Personal Investments with Local Impact
Impact investing is all the rage these days. So what is it? Impact investing is a catch-all phrase used when investments serve a dual purpose to both provide a potential return and serve as an instrument of change to have an “impact” with a cause the investor personally cares about.
A good example of this would be an environmentally-focused mutual fund that invests only in “green energy” companies such as those involved in solar or wind power generation. An often overlooked type of impact investing, however, is the kind that can have a local impact right here in the Lynchburg region. I’m talking about (potentially) tax-free municipal bonds.
As Amherst County Board of Supervisors Chair Claudia Tucker explains, “Municipal bonds have become a prominent way for localities to fund capital projects as federal funding continues to diminish.” These types of bonds have funded many well-known local projects. Donna Witt, Director of Financial Services for the City of Lynchburg, listed Kemper Street Bridge, Main Street Bridge, Fifth Street Improvements, City Stadium Renovation, and Heritage High School all as projects that benefited from funding provided by bond offerings.
So, what is a bond? A bond is very much like a loan. When a company, nonprofit, or government wishes to borrow money publicly, they issue bonds. The buyers of the bonds are “lending” money to that entity. The entity then pays back the bondholders by way of regular interest payments (called coupon payments) and finally a principal payment at the end of the term of the bond, known as the maturity date. From an investor’s standpoint, bonds operate very much like a CD (certificate of deposit) that many are familiar with but with a higher level of risk and a potentially higher level of return. One could buy a $10,000 bond that matures in five years. It will pay interest twice a year for those five years and then will pay the initial principal amount of $10,000 back in full at maturity. There are many different types of bonds. One of the main differences between bonds is their categorization by the type of entity that issued them. It could be a company, in which case it’s called a corporate bond. Interest on these bonds is subject to federal and state taxes. It could also be a government or nonprofit authorized by a government, in which case it’s commonly referred to as a municipal bond, or muni bond.
As their name implies, muni bonds are issued by municipalities. These are most often a city, county, or a state, for example, as well as certain nonprofits authorized by the municipality. (Witt gave the local examples of Centra Health, Randolph College, and the University of Lynchburg). The benefit to the local community of a municipal bond is the ability to fund expensive long-term capital projects. The benefit to the investor (bondholder) is the potential for tax-free interest income. That’s because many municipal bonds pay interest that is federally tax exempt. Bonds that are issued in the bondholder’s state of residence are sometimes also exempt from state income taxes. These types of investments are particularly attractive for investors in the higher tax brackets because as the bondholder’s tax rate increases, so too does the actual return on municipal bonds, known as the taxable-equivalent-yield of that bond. It’s important to note that not all municipal bonds are tax exempt.
Are municipal bonds right for you?
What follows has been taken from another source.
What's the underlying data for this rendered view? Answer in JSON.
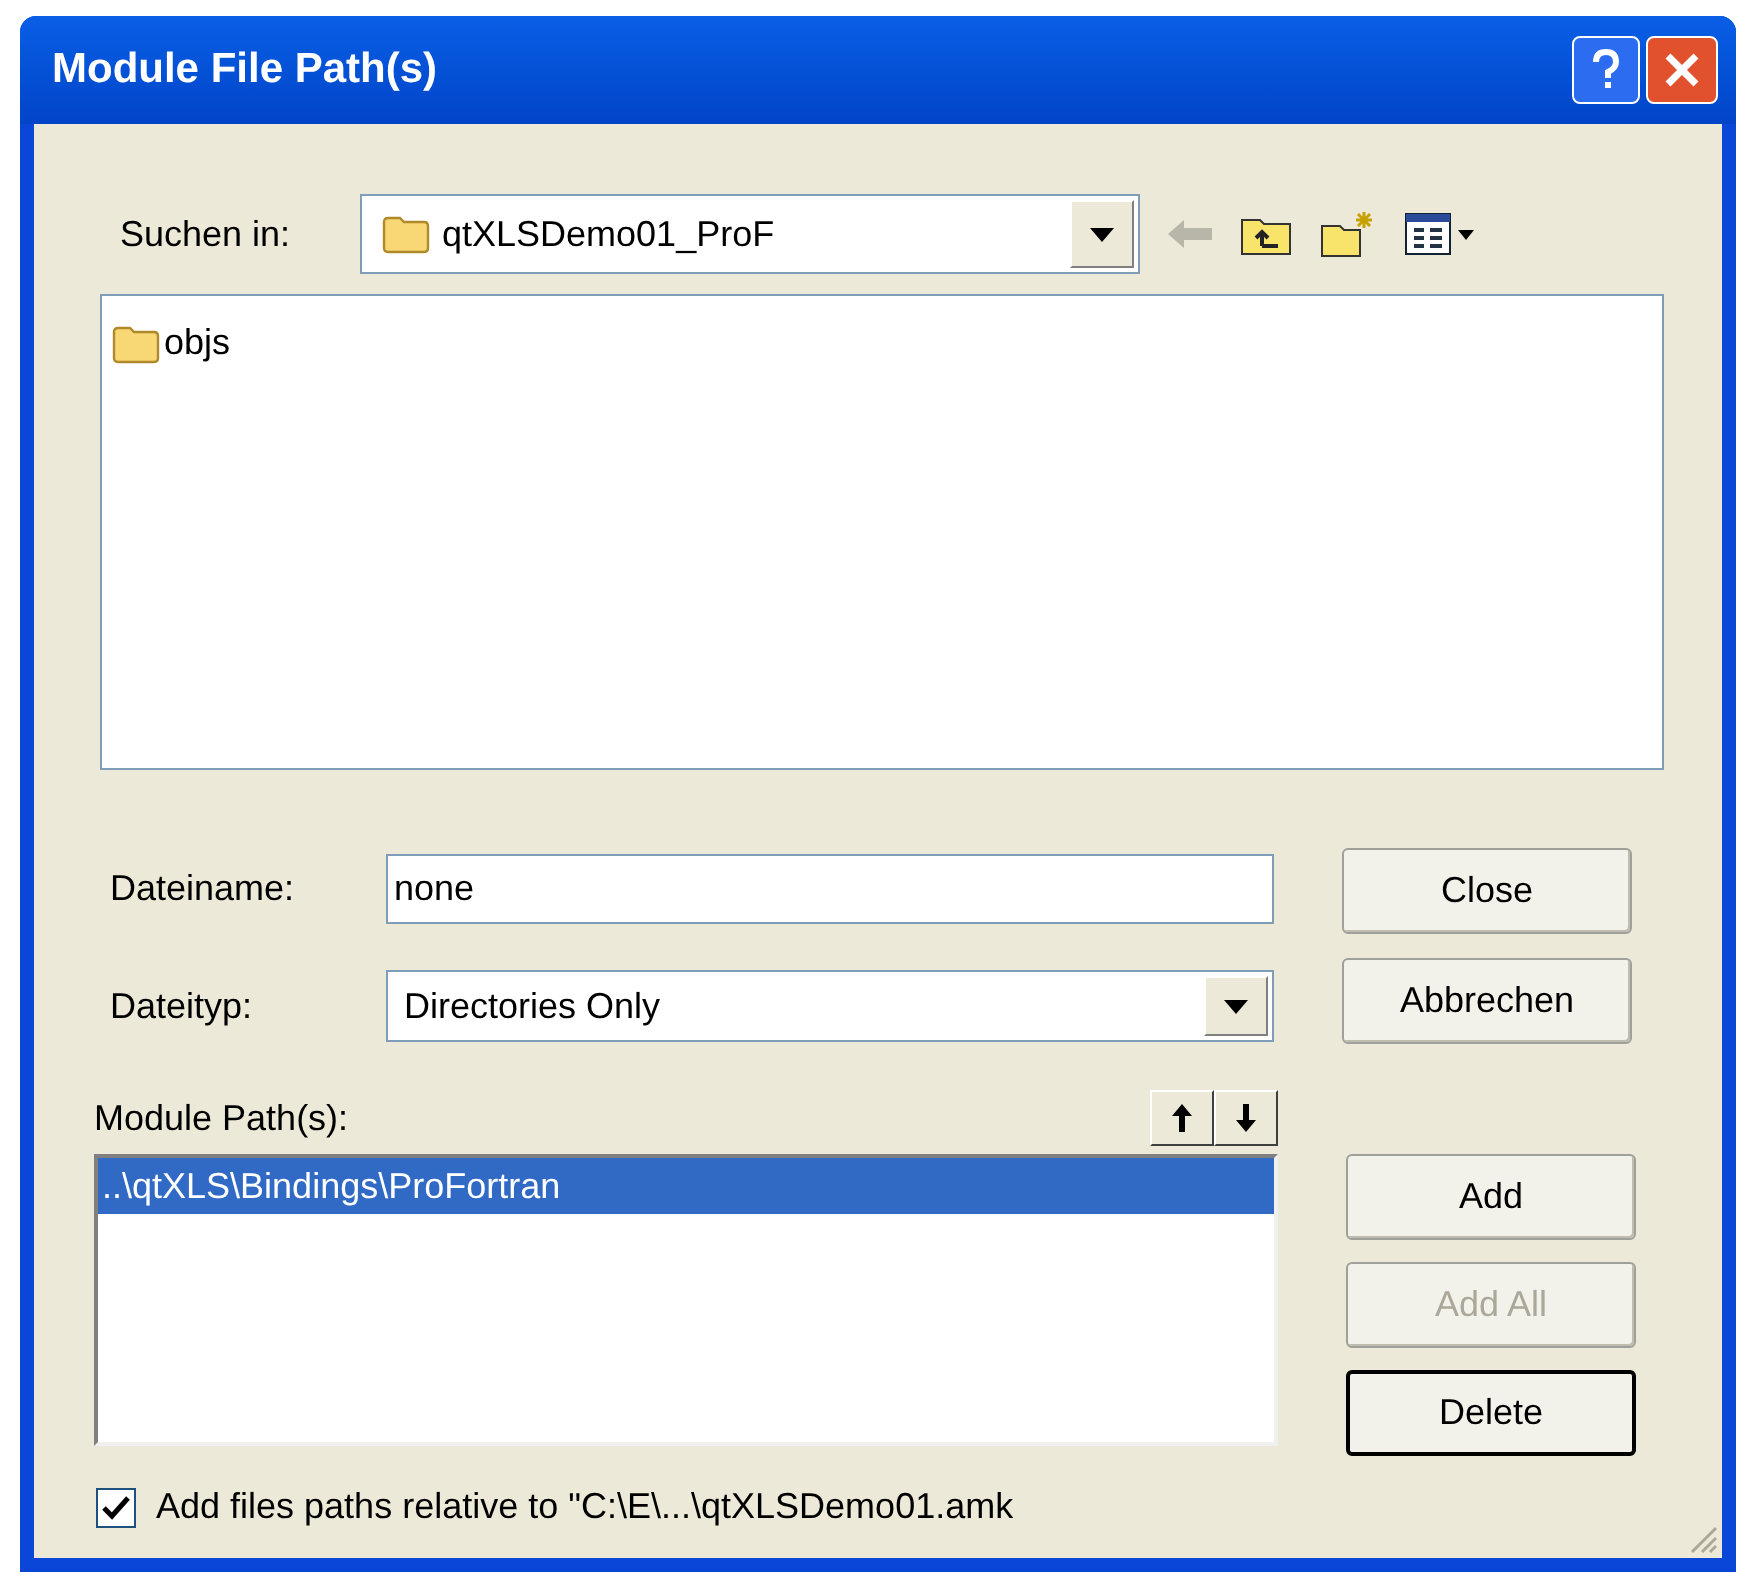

This is a personal question. If you’re looking for a potentially tax-advantaged way to earn income and make an impact in the Lynchburg region, then they may be worth a conversation with both your financial advisor and your tax-preparer. All investments, including municipal bonds, carry a certain degree of risk that should be fully understood by the investor.
Disclaimer: This article is generalized in nature and should not be considered personalized financial, legal, or tax advice. All information and ideas provided should be discussed in detail with an advisor, accountant or legal counsel prior to implementation.